Products from Amazon.com
Breath of the Wild excels in many regards, though unfortunately, the story is not one of them; I’d argue that the game’s story was more than a little underwhelming, and it seems that many hold similar sentiments. Now, I never expected the game to be as narrative-driven as past games; given the game’s extreme degree of nonlinearity, this wouldn’t be reasonable. I knew coming into this that we weren’t going to get a plot on the level of, say, Twilight Princess or Skyward Sword. Yet even giving the game’s story some leeway for its open structure, it still turned out much worse than it should have. Many blame this on the fact that the game takes place long after the lives of the Champions and the events of Calamity Ganon, and while that’s certainly a drawback, they still could have done much better with the present-day plot than they did. I think that they had something special with the Yiga Clan, and could have done great things with them as antagonists, but totally dropped the ball.
The explanation for the Yiga Clan that we got pre-release was that they were a branch of the Sheikah that had decided to align themselves with Ganon after Hyrule had cast the Sheikah clan out due to their hyperadvanced technology. I had expected that the game would allow us a more in-depth look into this. What is it that the Yiga Clan hopes to gain through allying itself with Ganon? Do they merely seek the destruction of the world the Calamity threatens, or do they want to use Ganon’s power for their own gain? Is Ganon even aware of their allegiance, and if so, would he even be inclined to let them live? Perhaps they aren’t fully to blame for their villainy, and the Sheikah weren’t exactly pure of heart themselves, giving us a little bit of grey morality to ponder? Haha, NOPE. The game never bothers to explore any of these questions.
This is particularly regrettable when considering how much Breath of the Wild could have used a proper antagonist. We all know Calamity Ganon was an utter disappointment. The beast has no personality, no character, very little lore, and zero presence throughout the game. Being left with such a passive antagonist is a shame, though it could have been more excusable had they given us an active secondary antagonist to help with narrative development. A sort Breath of the Wild iteration of the Zant or Ghirahim archetype: and they very well could have given us this with Master Kohga, the leader of the Yiga Clan, yet that never happened.

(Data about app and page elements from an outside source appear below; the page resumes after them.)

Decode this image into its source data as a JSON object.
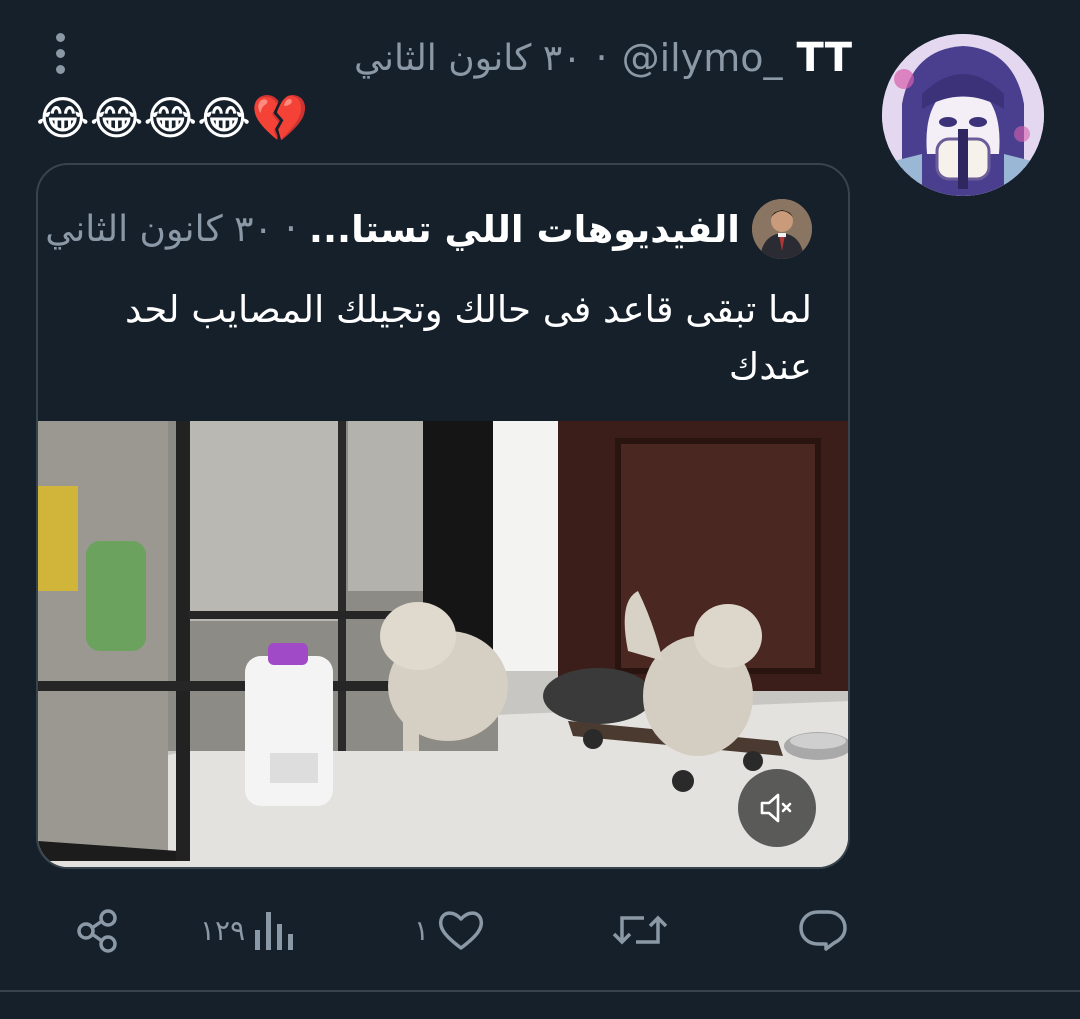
{
  "tweet": {
    "display_name": "TT",
    "handle": "@ilymo_",
    "separator": "·",
    "date": "٣٠ كانون الثاني",
    "emoji_text": "😂😂😂😂💔"
  },
  "quoted": {
    "display_name": "الفيديوهات اللي تستا...",
    "separator": "·",
    "date": "٣٠ كانون الثاني",
    "text": "لما تبقى قاعد فى حالك وتجيلك المصايب لحد عندك"
  },
  "actions": {
    "reply_count": "",
    "retweet_count": "",
    "like_count": "١",
    "views_count": "١٢٩"
  },
  "icons": {
    "more": "more-vertical-icon",
    "mute": "volume-muted-icon",
    "reply": "reply-icon",
    "retweet": "retweet-icon",
    "like": "heart-icon",
    "views": "views-bar-chart-icon",
    "share": "share-icon"
  },
  "colors": {
    "background": "#15202b",
    "secondary_text": "#8b98a5",
    "border": "#38444d"
  }
}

I think that most will agree that the Gerudo story arc was easily the best of the four; and this is largely due to the inclusion of the Yiga Hideout and the boss battle that came with it, which gave the Gerudo section a leg-up in terms of substantial story content over the others. This left me wanting more: why not have Kohga and the Yiga involved in some way with each of the four main story sections? This could have gone a long way towards solving the game’s issues regarding the story. The inclusion of a Yiga subsection in each of the arcs would have added more playtime to the main story, which would have been nice given how short it is. The inclusion of other Yiga hideouts would have added some density to the often-empty expanses of Hyrule. And they could have had it so that each encounter with the Yiga/Kohga gave us more insight into their motivations and history, allowing us a greater sense of narrative progression than what we ended up with.
Of course, even if they did this, there’s another problem with the Yiga Clan that needs to be fixed: their complete and utter tonal disparity. One second the Yiga Clan is a terrifying band of assassins, and the next they’re a bunch of banana-obsessed clowns with a leader who serves as a punchline. Take The Stolen Heirloom for instance. The quest involves a former Yiga Clan member who left the Clan to live in Kakariko and had his wife murdered by the Yiga as a result. The Yiga are also scheming to kill the man’s two children, and Link must intervene and ward off the assassin after a confrontation with the former Yiga member. This should be a powerful moment of the game, except I’d already experienced the Yiga Hideout firsthand, and saw how comedically they were played as a bunch of banana-obsessed buffoons with a potbellied clown as their leader. So when the Yiga assassin yells out “For my fallen master!” prior to attacking Link, it’s impossible to take the situation seriously. It just doesn’t work. The amount of tonal disparity here is repulsive. You can either make them a terrifying, merciless gang of renegade Sheikah willing to cruelly murder a mother and her children, or you can make them a bunch of cartoonish banana-loving oafs. You can’t do both, and the fact that they attempted to effectively neuters any potential the Yiga Clan could have had. They should have just played them straight the whole way through.
They really did utterly waste the potential of the Yiga Clan, and that’s a shame, as there truly was a lot of potential there. I would be interested in seeing the Yiga Clan return if they saw fit to fix their problems, but if not, I’d rather they just remain relegated to Breath of the Wild.